*Problem requirements*. Would you please return the data below verbatim, without its pictures?

(Data records for software interfaces)
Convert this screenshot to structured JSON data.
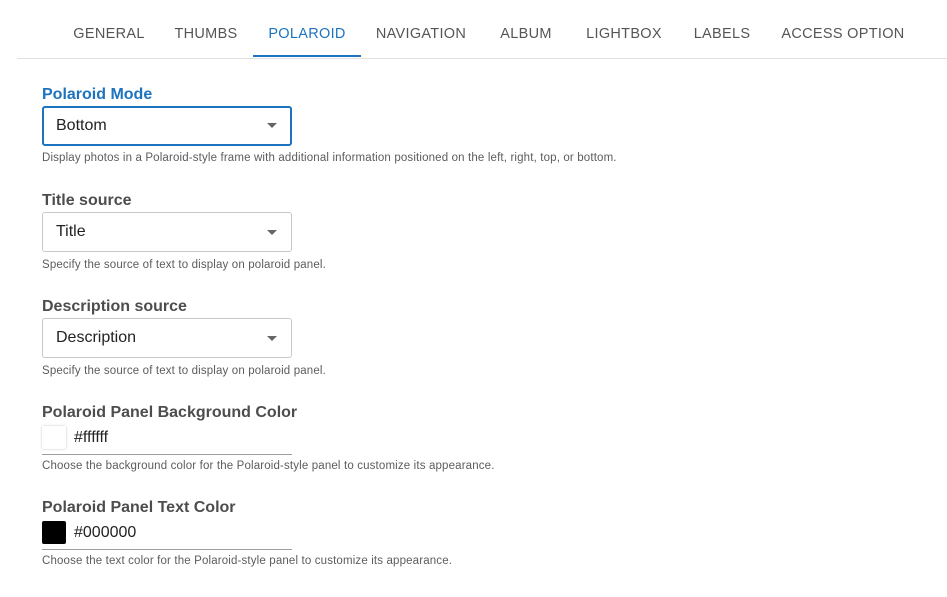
{
  "tabs": [
    {
      "label": "GENERAL"
    },
    {
      "label": "THUMBS"
    },
    {
      "label": "POLAROID"
    },
    {
      "label": "NAVIGATION"
    },
    {
      "label": "ALBUM"
    },
    {
      "label": "LIGHTBOX"
    },
    {
      "label": "LABELS"
    },
    {
      "label": "ACCESS OPTION"
    }
  ],
  "active_tab": "POLAROID",
  "accent_color": "#1e73be",
  "fields": {
    "polaroid_mode": {
      "label": "Polaroid Mode",
      "value": "Bottom",
      "help": "Display photos in a Polaroid-style frame with additional information positioned on the left, right, top, or bottom."
    },
    "title_source": {
      "label": "Title source",
      "value": "Title",
      "help": "Specify the source of text to display on polaroid panel."
    },
    "description_source": {
      "label": "Description source",
      "value": "Description",
      "help": "Specify the source of text to display on polaroid panel."
    },
    "panel_bg_color": {
      "label": "Polaroid Panel Background Color",
      "value": "#ffffff",
      "help": "Choose the background color for the Polaroid-style panel to customize its appearance."
    },
    "panel_text_color": {
      "label": "Polaroid Panel Text Color",
      "value": "#000000",
      "help": "Choose the text color for the Polaroid-style panel to customize its appearance."
    }
  },
  "icons": {
    "dropdown": "caret-down-icon"
  }
}
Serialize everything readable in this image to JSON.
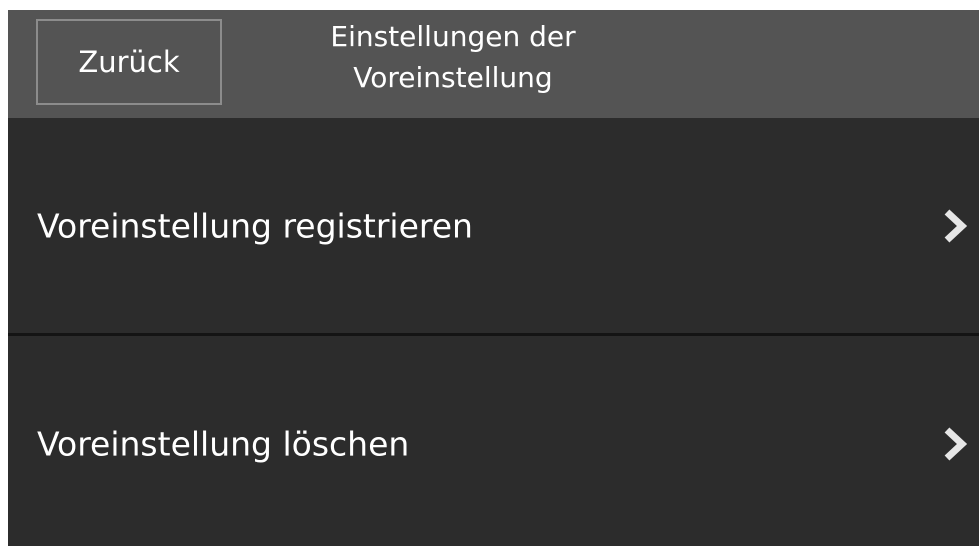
{
  "header": {
    "back_label": "Zurück",
    "title": "Einstellungen der\nVoreinstellung"
  },
  "menu": {
    "items": [
      {
        "label": "Voreinstellung registrieren",
        "icon": "chevron-right-icon"
      },
      {
        "label": "Voreinstellung löschen",
        "icon": "chevron-right-icon"
      }
    ]
  },
  "colors": {
    "header_bg": "#545454",
    "body_bg": "#2c2c2c",
    "text": "#ffffff",
    "chevron": "#e6e6e6"
  }
}
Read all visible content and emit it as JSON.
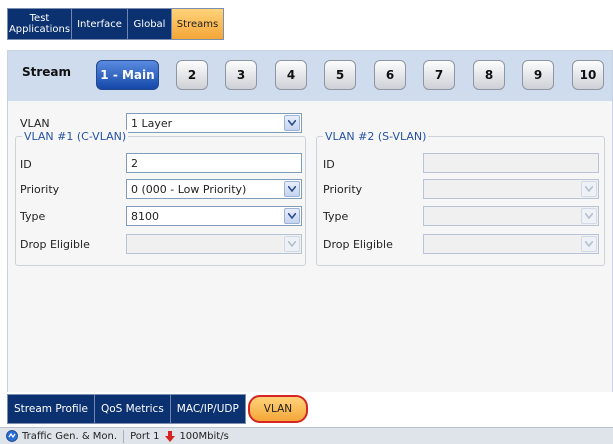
{
  "top_tabs": [
    {
      "label": "Test Applications",
      "active": false
    },
    {
      "label": "Interface",
      "active": false
    },
    {
      "label": "Global",
      "active": false
    },
    {
      "label": "Streams",
      "active": true
    }
  ],
  "stream_bar": {
    "label": "Stream",
    "buttons": [
      "1 - Main",
      "2",
      "3",
      "4",
      "5",
      "6",
      "7",
      "8",
      "9",
      "10"
    ],
    "active_index": 0
  },
  "vlan": {
    "label": "VLAN",
    "value": "1 Layer"
  },
  "vlan1": {
    "title": "VLAN #1 (C-VLAN)",
    "id_label": "ID",
    "id_value": "2",
    "priority_label": "Priority",
    "priority_value": "0 (000 - Low Priority)",
    "type_label": "Type",
    "type_value": "8100",
    "drop_label": "Drop Eligible",
    "drop_value": ""
  },
  "vlan2": {
    "title": "VLAN #2 (S-VLAN)",
    "id_label": "ID",
    "id_value": "",
    "priority_label": "Priority",
    "priority_value": "",
    "type_label": "Type",
    "type_value": "",
    "drop_label": "Drop Eligible",
    "drop_value": ""
  },
  "bottom_tabs": [
    {
      "label": "Stream Profile",
      "active": false
    },
    {
      "label": "QoS Metrics",
      "active": false
    },
    {
      "label": "MAC/IP/UDP",
      "active": false
    },
    {
      "label": "VLAN",
      "active": true
    }
  ],
  "status": {
    "app": "Traffic Gen. & Mon.",
    "port": "Port 1",
    "rate": "100Mbit/s"
  },
  "colors": {
    "tab_bg": "#0b3170",
    "active_tab": "#f4a638",
    "highlight_ring": "#d92424",
    "stream_active": "#1447a8"
  }
}
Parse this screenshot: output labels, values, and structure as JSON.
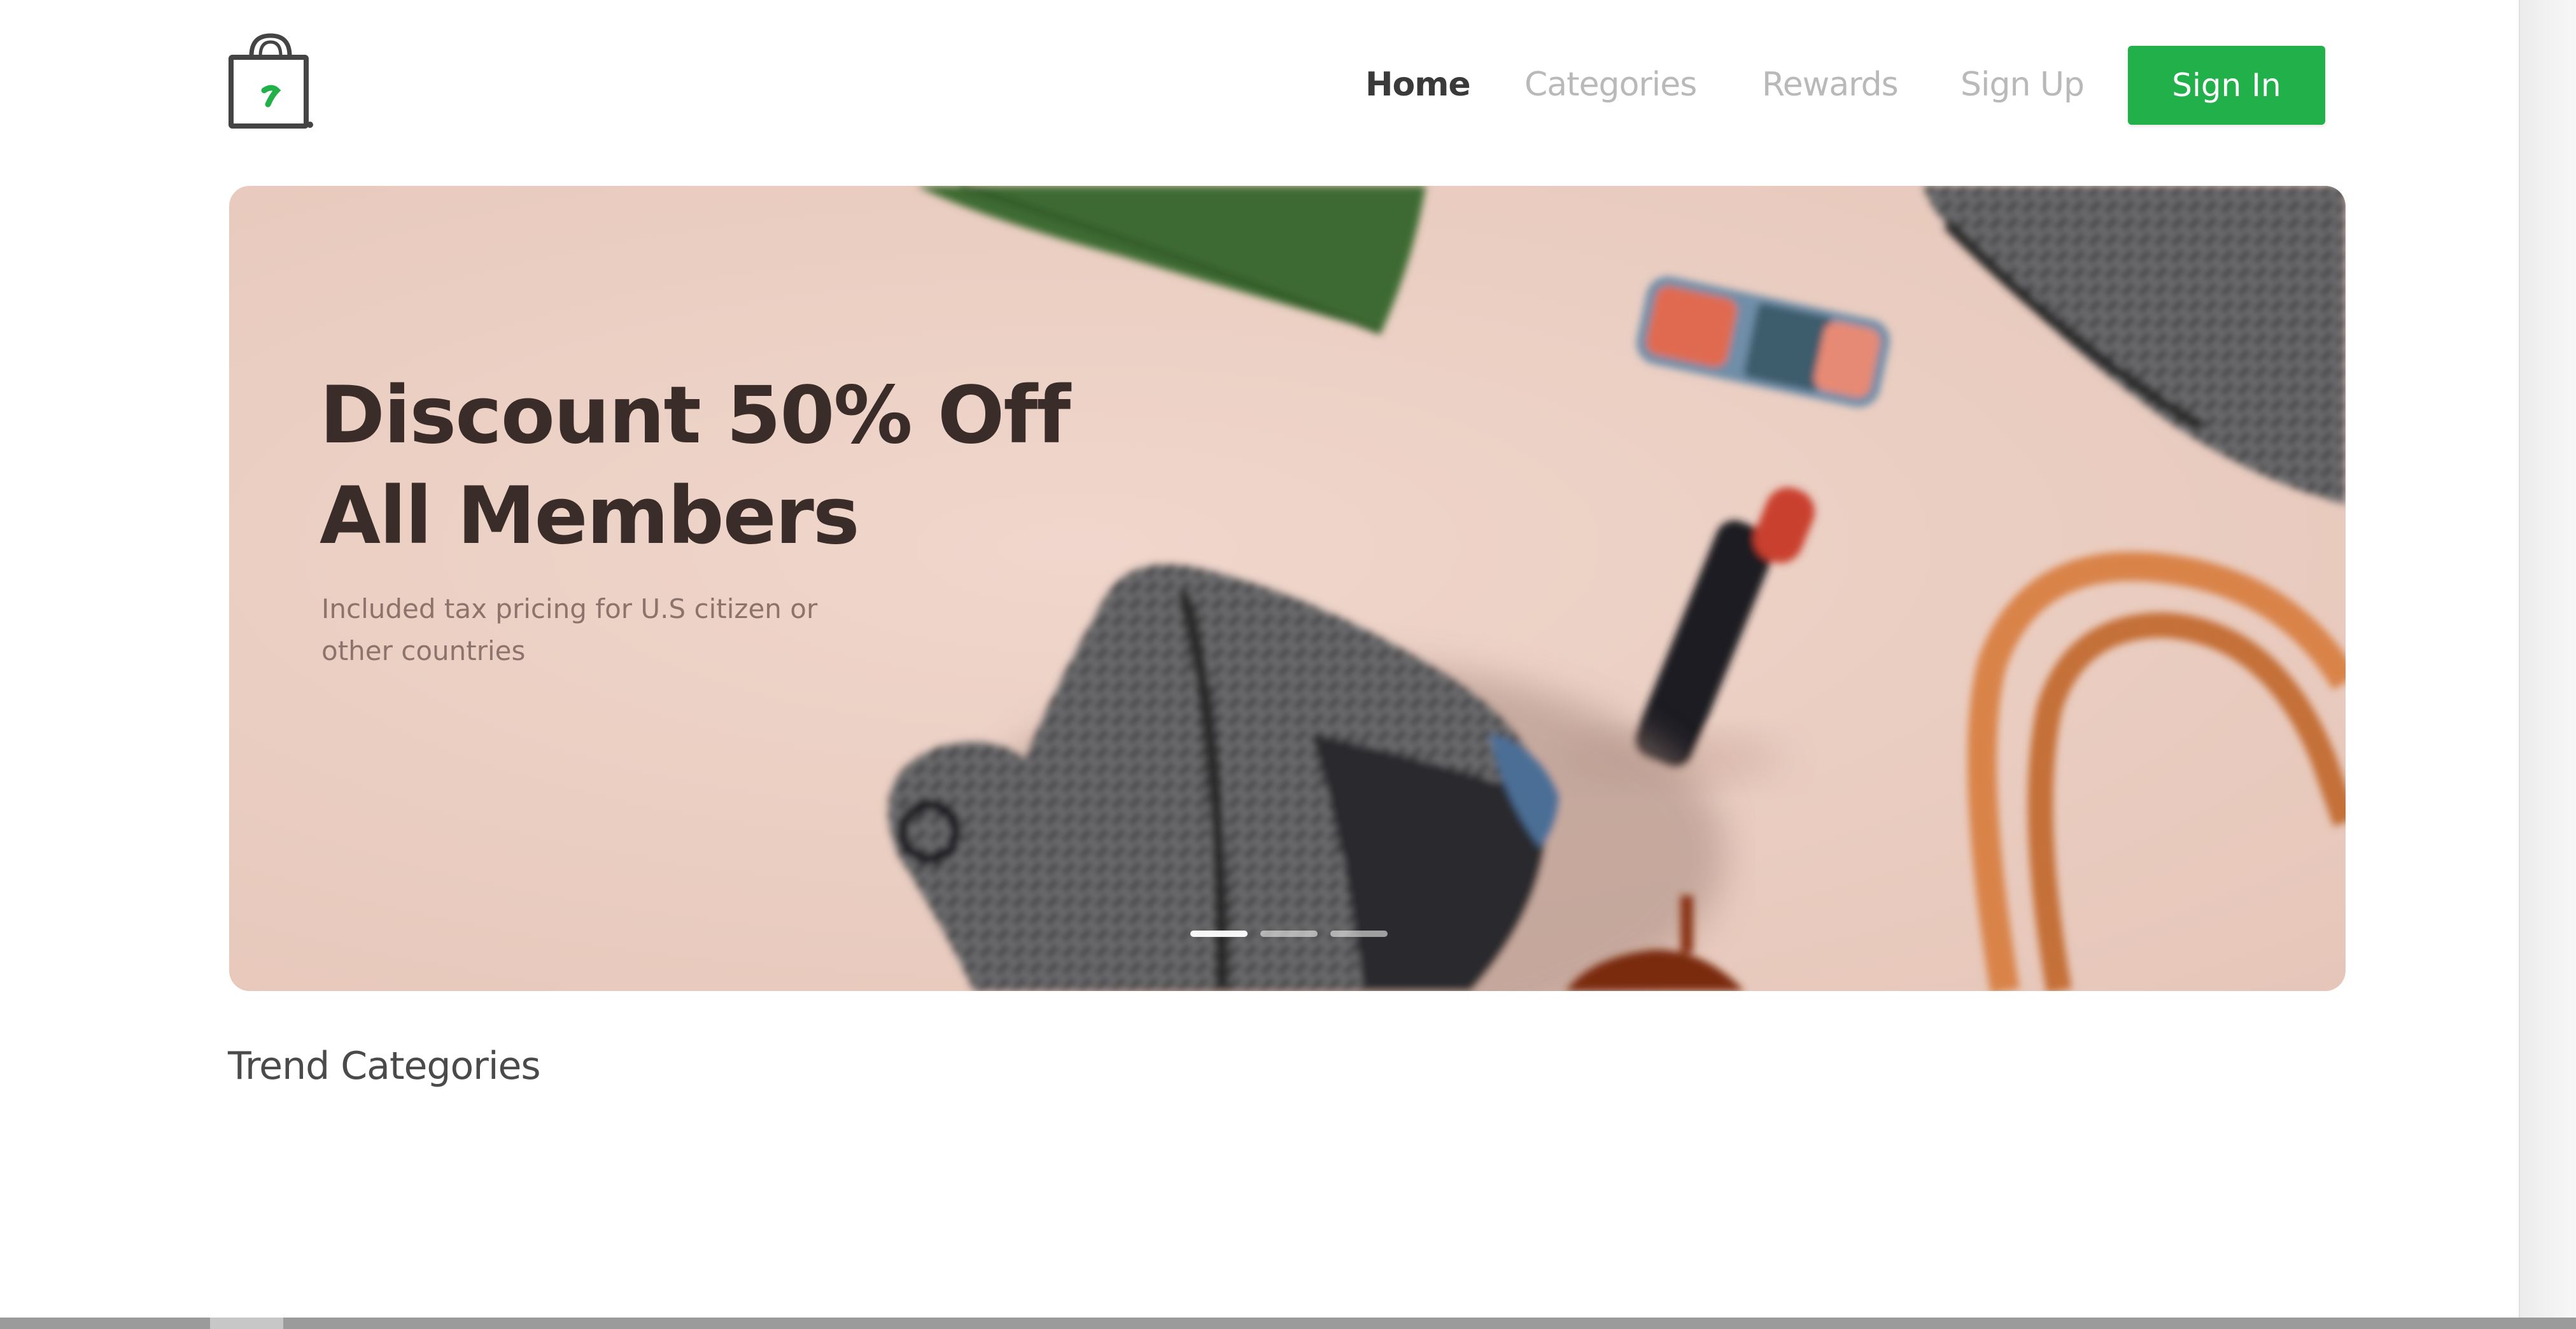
{
  "brand": {
    "logo_icon": "shopping-bag-icon",
    "accent": "#21b04a"
  },
  "nav": {
    "home": "Home",
    "categories": "Categories",
    "rewards": "Rewards",
    "signup": "Sign Up",
    "signin": "Sign In"
  },
  "hero": {
    "title_line1": "Discount 50% Off",
    "title_line2": "All Members",
    "subtitle": "Included tax pricing for U.S citizen or other countries",
    "slides_count": 3,
    "active_slide": 1,
    "background_color": "#ebcfc3"
  },
  "sections": {
    "trend_heading": "Trend Categories"
  }
}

*Answer box*.
Convert this screenshot to structured JSON data.
{
  "tabs": [
    {
      "label": "GENERAL"
    },
    {
      "label": "THUMBS"
    },
    {
      "label": "POLAROID"
    },
    {
      "label": "NAVIGATION"
    },
    {
      "label": "ALBUM"
    },
    {
      "label": "LIGHTBOX"
    },
    {
      "label": "LABELS"
    },
    {
      "label": "ACCESS OPTION"
    }
  ],
  "active_tab": "POLAROID",
  "accent_color": "#1e73be",
  "fields": {
    "polaroid_mode": {
      "label": "Polaroid Mode",
      "value": "Bottom",
      "help": "Display photos in a Polaroid-style frame with additional information positioned on the left, right, top, or bottom."
    },
    "title_source": {
      "label": "Title source",
      "value": "Title",
      "help": "Specify the source of text to display on polaroid panel."
    },
    "description_source": {
      "label": "Description source",
      "value": "Description",
      "help": "Specify the source of text to display on polaroid panel."
    },
    "panel_bg_color": {
      "label": "Polaroid Panel Background Color",
      "value": "#ffffff",
      "help": "Choose the background color for the Polaroid-style panel to customize its appearance."
    },
    "panel_text_color": {
      "label": "Polaroid Panel Text Color",
      "value": "#000000",
      "help": "Choose the text color for the Polaroid-style panel to customize its appearance."
    }
  },
  "icons": {
    "dropdown": "caret-down-icon"
  }
}
Serialize everything readable in this image to JSON.
{
  "header": {
    "back_label": "Zurück",
    "title": "Einstellungen der\nVoreinstellung"
  },
  "menu": {
    "items": [
      {
        "label": "Voreinstellung registrieren",
        "icon": "chevron-right-icon"
      },
      {
        "label": "Voreinstellung löschen",
        "icon": "chevron-right-icon"
      }
    ]
  },
  "colors": {
    "header_bg": "#545454",
    "body_bg": "#2c2c2c",
    "text": "#ffffff",
    "chevron": "#e6e6e6"
  }
}
Read all visible content and emit it as JSON.
{
  "top_tabs": [
    {
      "label": "Test Applications",
      "active": false
    },
    {
      "label": "Interface",
      "active": false
    },
    {
      "label": "Global",
      "active": false
    },
    {
      "label": "Streams",
      "active": true
    }
  ],
  "stream_bar": {
    "label": "Stream",
    "buttons": [
      "1 - Main",
      "2",
      "3",
      "4",
      "5",
      "6",
      "7",
      "8",
      "9",
      "10"
    ],
    "active_index": 0
  },
  "vlan": {
    "label": "VLAN",
    "value": "1 Layer"
  },
  "vlan1": {
    "title": "VLAN #1 (C-VLAN)",
    "id_label": "ID",
    "id_value": "2",
    "priority_label": "Priority",
    "priority_value": "0 (000 - Low Priority)",
    "type_label": "Type",
    "type_value": "8100",
    "drop_label": "Drop Eligible",
    "drop_value": ""
  },
  "vlan2": {
    "title": "VLAN #2 (S-VLAN)",
    "id_label": "ID",
    "id_value": "",
    "priority_label": "Priority",
    "priority_value": "",
    "type_label": "Type",
    "type_value": "",
    "drop_label": "Drop Eligible",
    "drop_value": ""
  },
  "bottom_tabs": [
    {
      "label": "Stream Profile",
      "active": false
    },
    {
      "label": "QoS Metrics",
      "active": false
    },
    {
      "label": "MAC/IP/UDP",
      "active": false
    },
    {
      "label": "VLAN",
      "active": true
    }
  ],
  "status": {
    "app": "Traffic Gen. & Mon.",
    "port": "Port 1",
    "rate": "100Mbit/s"
  },
  "colors": {
    "tab_bg": "#0b3170",
    "active_tab": "#f4a638",
    "highlight_ring": "#d92424",
    "stream_active": "#1447a8"
  }
}
Parse this screenshot: output labels, values, and structure as JSON.
{
  "brand": {
    "logo_icon": "shopping-bag-icon",
    "accent": "#21b04a"
  },
  "nav": {
    "home": "Home",
    "categories": "Categories",
    "rewards": "Rewards",
    "signup": "Sign Up",
    "signin": "Sign In"
  },
  "hero": {
    "title_line1": "Discount 50% Off",
    "title_line2": "All Members",
    "subtitle": "Included tax pricing for U.S citizen or other countries",
    "slides_count": 3,
    "active_slide": 1,
    "background_color": "#ebcfc3"
  },
  "sections": {
    "trend_heading": "Trend Categories"
  }
}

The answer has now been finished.